## PROVIDED ENTRIES

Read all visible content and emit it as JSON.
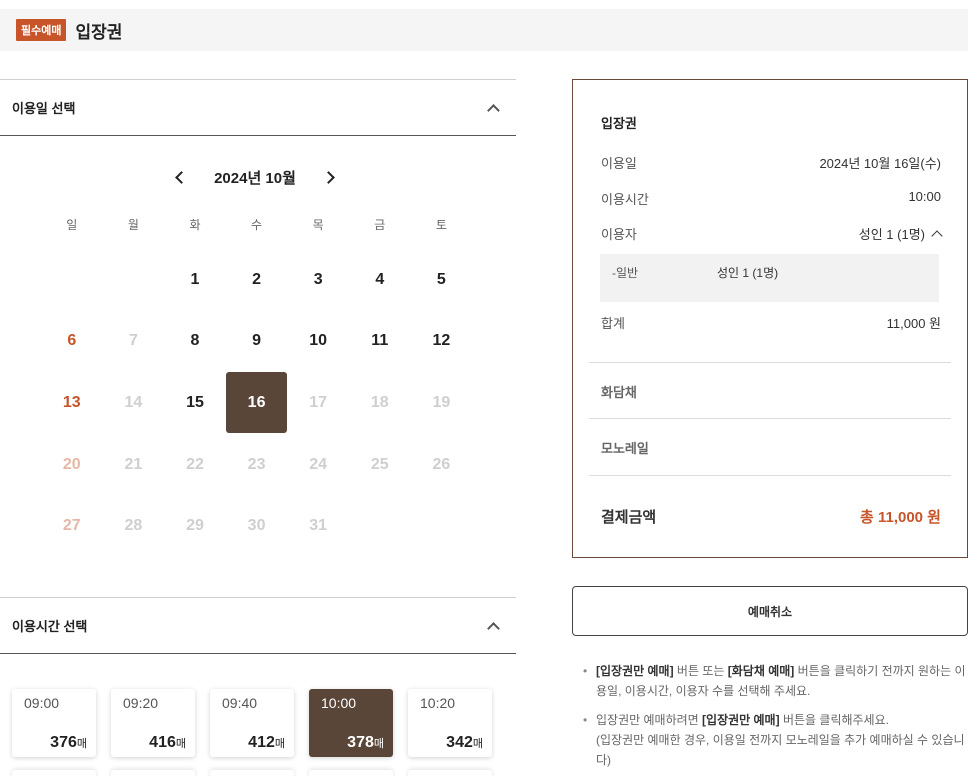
{
  "header": {
    "badge": "필수예매",
    "title": "입장권"
  },
  "date_section": {
    "title": "이용일 선택"
  },
  "calendar": {
    "month": "2024년 10월",
    "weekdays": [
      "일",
      "월",
      "화",
      "수",
      "목",
      "금",
      "토"
    ],
    "days": [
      {
        "d": "",
        "s": "empty"
      },
      {
        "d": "",
        "s": "empty"
      },
      {
        "d": "1",
        "s": "avail"
      },
      {
        "d": "2",
        "s": "avail"
      },
      {
        "d": "3",
        "s": "avail"
      },
      {
        "d": "4",
        "s": "avail"
      },
      {
        "d": "5",
        "s": "avail"
      },
      {
        "d": "6",
        "s": "sun"
      },
      {
        "d": "7",
        "s": "dis"
      },
      {
        "d": "8",
        "s": "avail"
      },
      {
        "d": "9",
        "s": "avail"
      },
      {
        "d": "10",
        "s": "avail"
      },
      {
        "d": "11",
        "s": "avail"
      },
      {
        "d": "12",
        "s": "avail"
      },
      {
        "d": "13",
        "s": "sun"
      },
      {
        "d": "14",
        "s": "dis"
      },
      {
        "d": "15",
        "s": "avail"
      },
      {
        "d": "16",
        "s": "sel"
      },
      {
        "d": "17",
        "s": "dis"
      },
      {
        "d": "18",
        "s": "dis"
      },
      {
        "d": "19",
        "s": "dis"
      },
      {
        "d": "20",
        "s": "sun-dis"
      },
      {
        "d": "21",
        "s": "dis"
      },
      {
        "d": "22",
        "s": "dis"
      },
      {
        "d": "23",
        "s": "dis"
      },
      {
        "d": "24",
        "s": "dis"
      },
      {
        "d": "25",
        "s": "dis"
      },
      {
        "d": "26",
        "s": "dis"
      },
      {
        "d": "27",
        "s": "sun-dis"
      },
      {
        "d": "28",
        "s": "dis"
      },
      {
        "d": "29",
        "s": "dis"
      },
      {
        "d": "30",
        "s": "dis"
      },
      {
        "d": "31",
        "s": "dis"
      }
    ]
  },
  "time_section": {
    "title": "이용시간 선택"
  },
  "time_slots": [
    {
      "time": "09:00",
      "count": "376",
      "unit": "매",
      "selected": false
    },
    {
      "time": "09:20",
      "count": "416",
      "unit": "매",
      "selected": false
    },
    {
      "time": "09:40",
      "count": "412",
      "unit": "매",
      "selected": false
    },
    {
      "time": "10:00",
      "count": "378",
      "unit": "매",
      "selected": true
    },
    {
      "time": "10:20",
      "count": "342",
      "unit": "매",
      "selected": false
    }
  ],
  "summary": {
    "title": "입장권",
    "date_label": "이용일",
    "date_value": "2024년 10월 16일(수)",
    "time_label": "이용시간",
    "time_value": "10:00",
    "user_label": "이용자",
    "user_value": "성인 1 (1명)",
    "sub_label": "-일반",
    "sub_value": "성인 1 (1명)",
    "total_label": "합계",
    "total_value": "11,000 원",
    "option1": "화담채",
    "option2": "모노레일",
    "pay_label": "결제금액",
    "pay_value": "총 11,000 원"
  },
  "cancel_button": "예매취소",
  "notes": {
    "n1_b1": "[입장권만 예매]",
    "n1_t1": " 버튼 또는 ",
    "n1_b2": "[화담채 예매]",
    "n1_t2": " 버튼을 클릭하기 전까지 원하는 이용일, 이용시간, 이용자 수를 선택해 주세요.",
    "n2_t1": "입장권만 예매하려면 ",
    "n2_b1": "[입장권만 예매]",
    "n2_t2": " 버튼을 클릭해주세요.",
    "n2_line2": "(입장권만 예매한 경우, 이용일 전까지 모노레일을 추가 예매하실 수 있습니다)"
  }
}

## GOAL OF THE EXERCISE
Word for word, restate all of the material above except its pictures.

## TASK OUTPUT
Read all visible content and emit it as JSON.
{
  "header": {
    "badge": "필수예매",
    "title": "입장권"
  },
  "date_section": {
    "title": "이용일 선택"
  },
  "calendar": {
    "month": "2024년 10월",
    "weekdays": [
      "일",
      "월",
      "화",
      "수",
      "목",
      "금",
      "토"
    ],
    "days": [
      {
        "d": "",
        "s": "empty"
      },
      {
        "d": "",
        "s": "empty"
      },
      {
        "d": "1",
        "s": "avail"
      },
      {
        "d": "2",
        "s": "avail"
      },
      {
        "d": "3",
        "s": "avail"
      },
      {
        "d": "4",
        "s": "avail"
      },
      {
        "d": "5",
        "s": "avail"
      },
      {
        "d": "6",
        "s": "sun"
      },
      {
        "d": "7",
        "s": "dis"
      },
      {
        "d": "8",
        "s": "avail"
      },
      {
        "d": "9",
        "s": "avail"
      },
      {
        "d": "10",
        "s": "avail"
      },
      {
        "d": "11",
        "s": "avail"
      },
      {
        "d": "12",
        "s": "avail"
      },
      {
        "d": "13",
        "s": "sun"
      },
      {
        "d": "14",
        "s": "dis"
      },
      {
        "d": "15",
        "s": "avail"
      },
      {
        "d": "16",
        "s": "sel"
      },
      {
        "d": "17",
        "s": "dis"
      },
      {
        "d": "18",
        "s": "dis"
      },
      {
        "d": "19",
        "s": "dis"
      },
      {
        "d": "20",
        "s": "sun-dis"
      },
      {
        "d": "21",
        "s": "dis"
      },
      {
        "d": "22",
        "s": "dis"
      },
      {
        "d": "23",
        "s": "dis"
      },
      {
        "d": "24",
        "s": "dis"
      },
      {
        "d": "25",
        "s": "dis"
      },
      {
        "d": "26",
        "s": "dis"
      },
      {
        "d": "27",
        "s": "sun-dis"
      },
      {
        "d": "28",
        "s": "dis"
      },
      {
        "d": "29",
        "s": "dis"
      },
      {
        "d": "30",
        "s": "dis"
      },
      {
        "d": "31",
        "s": "dis"
      }
    ]
  },
  "time_section": {
    "title": "이용시간 선택"
  },
  "time_slots": [
    {
      "time": "09:00",
      "count": "376",
      "unit": "매",
      "selected": false
    },
    {
      "time": "09:20",
      "count": "416",
      "unit": "매",
      "selected": false
    },
    {
      "time": "09:40",
      "count": "412",
      "unit": "매",
      "selected": false
    },
    {
      "time": "10:00",
      "count": "378",
      "unit": "매",
      "selected": true
    },
    {
      "time": "10:20",
      "count": "342",
      "unit": "매",
      "selected": false
    }
  ],
  "summary": {
    "title": "입장권",
    "date_label": "이용일",
    "date_value": "2024년 10월 16일(수)",
    "time_label": "이용시간",
    "time_value": "10:00",
    "user_label": "이용자",
    "user_value": "성인 1 (1명)",
    "sub_label": "-일반",
    "sub_value": "성인 1 (1명)",
    "total_label": "합계",
    "total_value": "11,000 원",
    "option1": "화담채",
    "option2": "모노레일",
    "pay_label": "결제금액",
    "pay_value": "총 11,000 원"
  },
  "cancel_button": "예매취소",
  "notes": {
    "n1_b1": "[입장권만 예매]",
    "n1_t1": " 버튼 또는 ",
    "n1_b2": "[화담채 예매]",
    "n1_t2": " 버튼을 클릭하기 전까지 원하는 이용일, 이용시간, 이용자 수를 선택해 주세요.",
    "n2_t1": "입장권만 예매하려면 ",
    "n2_b1": "[입장권만 예매]",
    "n2_t2": " 버튼을 클릭해주세요.",
    "n2_line2": "(입장권만 예매한 경우, 이용일 전까지 모노레일을 추가 예매하실 수 있습니다)"
  }
}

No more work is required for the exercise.